Thames Water response to the Tidal Pollution incident
Following the Tidal Thames Pollution incident, the Thames Anglers Conservancy have received a letter from Richard Aylard of Thames Water.
This pollution incident highlights the absolute need for the Tideway Tunnel to be built without delay.
With our climate changing and periods of drought followed by storms, further major incidents will happen causing more damage to our river systems. With the additional growing threat of Hydropower affecting our weirs, the future is very bleak.
A Roach gasping for air after the Pollution
Letter from Richard Aylard, 7th June 2011
I wanted to give you a bit of background to the major discharges of storm sewage to the tidal River Thames over the weekend and into Monday morning, following heavy rainfall, which I know will have appalled your members and every other angler who cares about the Thames.
The discharges, which we very much regret, clearly led to a significant fish kill and other environmental damage (which is still being assessed). Unfortunately, and although it sounds like a complete cop-out, we had no alternative to making these discharges, which are legal and consented, as this is the way the system was designed in the 1850s, in order to prevent sewage overflowing back up into streets and homes. The problems caused are always particularly bad after a long dry period when the solid matter that has built up in our pipes over several months is discharged into the river by heavy rain. Low flows in the river and the fact that the discharges commenced at around low tide, meaning that the pollution was initially carried upstream, and then down again when the tide turned, added to the severity of the situation.

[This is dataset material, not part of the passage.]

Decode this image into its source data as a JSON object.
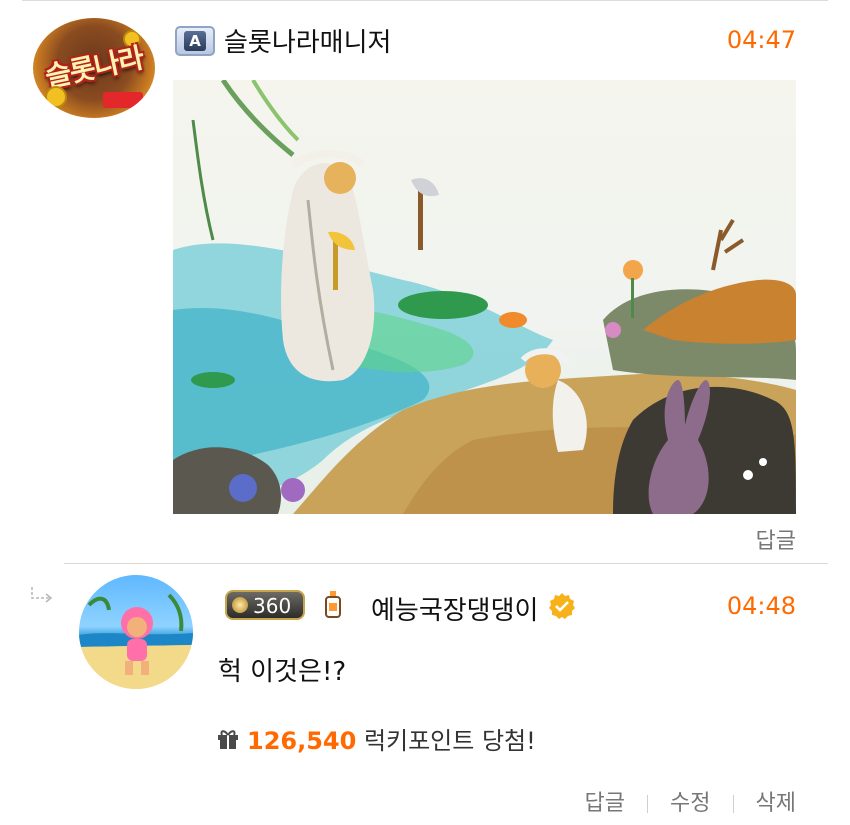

Incidents like this are clearly totally unsatisfactory in a modern capital city and I know you are aware that we have a major programme of work under way to sort the problem out. In the west London area this includes a 50% increase in treatment capacity at our Mogden sewage treatment works (which you have seen) and the proposed Thames Tunnel.
On this occasion, Mogden STW had to discharge around 200,000 tonnes of screened and settled (but otherwise untreated) sewage once its storm tanks were full to capacity. I do need to assure you that once the extension is completed in March 2013 the works will be able to handle a similar situation without even using its storm tanks, let alone discharging to the river.
The Thames Tunnel is desperately needed to address all the unsatisfactory combined sewer overflows (CSOs) to the river, including Hammersmith, Western and Lots Road Pumping Stations, which between them had to discharge more than 250,000 tonnes on this occasion.
Since the event we have been working with the Environment Agency, using aeration and skimmer vessels and dosing with hydrogen peroxide, to increase oxygen levels in the river and remove debris.
Please let me know if you would like any further information or would like to see the Environment Agency's press release.
The Thames Anglers Conservancy is a free to join organization and is a consultative member of the Angling Trust for Thames between Staines and Dartford.
As a Thames Angling stakeholder, we are involved with many organizations including the Environment Agency, river user groups and local councils.
We are concerned with many aspects of the Thames including the threat of Hydropower, loss of fishing rights and pollution along with the positive aspects of promoting angling and its benefits.